For years, especially as a teenager and in my early 20’s, I only read books that I felt certain I would like (kind of fluffy, clean romance, totally girlie books) and didn’t branch out much. But now, I’ve thrown away specific genres and read books based on the author’s ability to draw me in – it’s all about the writing style, although I still tend toward literature that isn’t overly heavy and doesn’t require me to grab a dictionary to understand what I’m reading. I’m learning as I’ve filtered through lots of crummy books that an author who can truly tell a story that holds me in its grip (and leaves me in complete joy followed by a depressive funk when I’m done reading the book) is a treasure.
My personal reading time, which doesn’t happen as often as I would like and does not include reading Curious George over and over to my kids, is precious and I’m always on the hunt for the book that is worth staying up all night to read.
Childhood Favorite: As a child, I devoured Nancy Drews and Babysitter Clubs and snuck in a few Sweet Valley Highs when my mom wasn’t looking because they weren’t allowed. In my teen years, I couldn’t get enough of Dorothy Keddington and Madeline Brent and Patricia Veryan (I told you I was into girlie romances). I have probably read all of their books dozens and dozens of times (although not for many years). One standout of Patricia Veryan’s is Poor, Splendid Wings. I reread it a year or so ago and still loved it. Bawled like a baby at the end..

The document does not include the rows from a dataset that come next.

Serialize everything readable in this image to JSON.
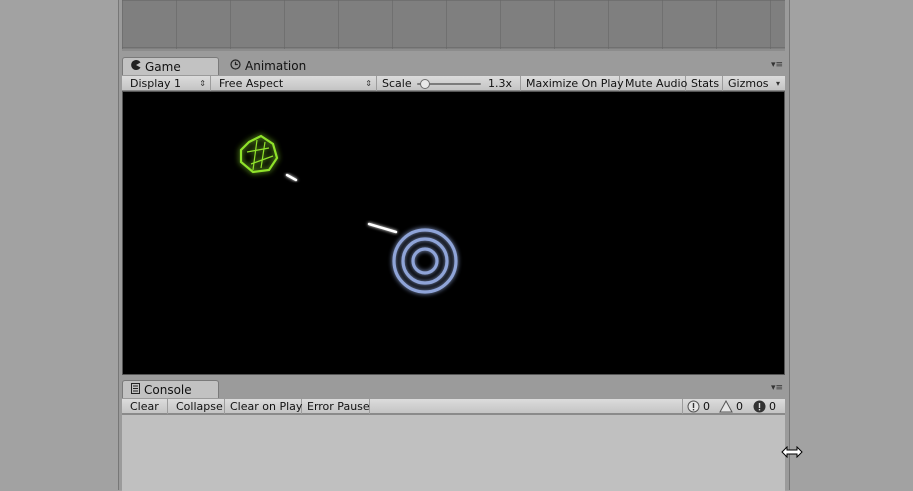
{
  "game_panel": {
    "tabs": [
      {
        "label": "Game",
        "icon": "pacman-icon",
        "active": true
      },
      {
        "label": "Animation",
        "icon": "clock-icon",
        "active": false
      }
    ],
    "toolbar": {
      "display": "Display 1",
      "aspect": "Free Aspect",
      "scale_label": "Scale",
      "scale_value": "1.3x",
      "scale_fraction": 0.12,
      "maximize_on_play": "Maximize On Play",
      "mute_audio": "Mute Audio",
      "stats": "Stats",
      "gizmos": "Gizmos"
    },
    "colors": {
      "asteroid": "#8fe22a",
      "rings": "#8fa4d8",
      "bullet": "#ffffff"
    }
  },
  "console_panel": {
    "tab": {
      "label": "Console",
      "icon": "console-icon"
    },
    "toolbar": {
      "clear": "Clear",
      "collapse": "Collapse",
      "clear_on_play": "Clear on Play",
      "error_pause": "Error Pause"
    },
    "counts": {
      "info": "0",
      "warning": "0",
      "error": "0"
    }
  }
}
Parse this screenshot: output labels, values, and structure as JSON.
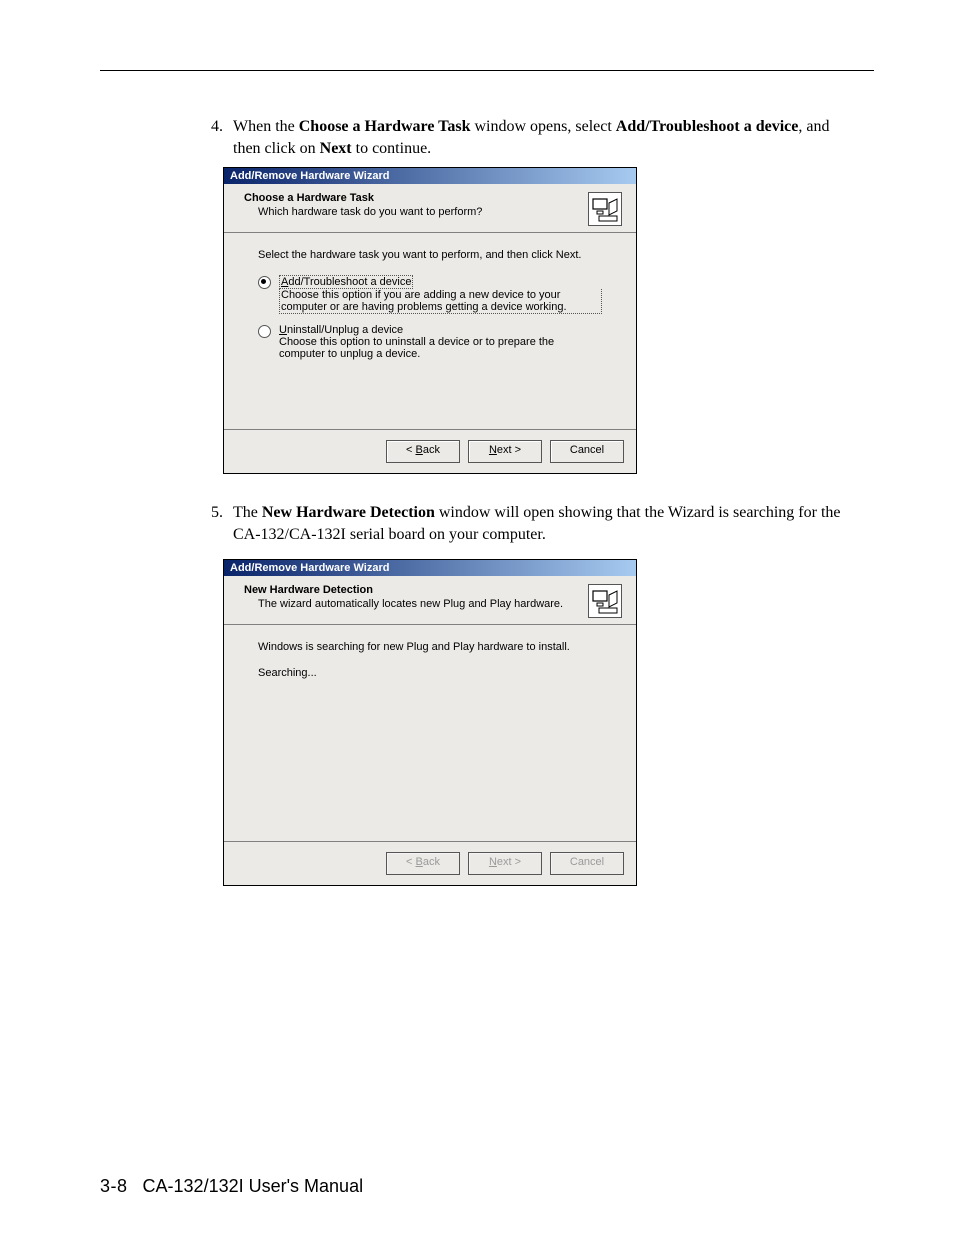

Currently Reading: Parenting with Love: Making a Difference in a Day (the only parenting book I read with consistency; I keep it on my nightstand and it’s only 80 pages – bonus!). Sorry, nothing too exciting here.
Comfort Reading: Anything by Juliet Marillier (but mostly the Sevenwaters Trilogy). Her books are like the ultimate comfort reading to me and I can reread them over and over and still devour the stories. I always swore I was not and never would be a fantasy fan but she changed me. I’ve never read an author that can weave a story like she can.
A Book Everyone Else Seemed to Love, But I Don’t Like: I’m almost scared to admit this since it has an almost cult-like following: Edenbrooke. Just couldn’t get through it. I love clean, witty romances but this was just too much cheeseball and twirling for me. (Oh, and the Twilight series, too, but I may regret admitting that when my house gets egged by Twilight-loving mobs.)
A Book on My To-Read List: Seabiscuit: An American Legend by Laura Hillenbrand (not that I’m overly interested in horses but I loved Unbroken so, so much and I want to give it a try). Also The Night Circus by Erin Morgenstern.
The Book I’m Most Likely to Recommend to Someone Else: Winter Sea or The Rose Garden by Susanna Kearsley. She is such a fabulous storyteller and I love the slight paranormal twists (I stopped recommending J. Marillier because so many people are convinced they don’t like fantasy and I wasn’t sure I could still be friends with people if they read her books and didn’t like them. Kidding. Kind of.). Also, it’s an oldie and kind of long and you have to really love reading history/romance type books but Zemindar by Valerie Fitzgerald (Ernest Hemingway’s daughter) is just wonderful.
Thanks, Mel. I laughed aloud about the forbidden Sweet Valley High books – same at my house!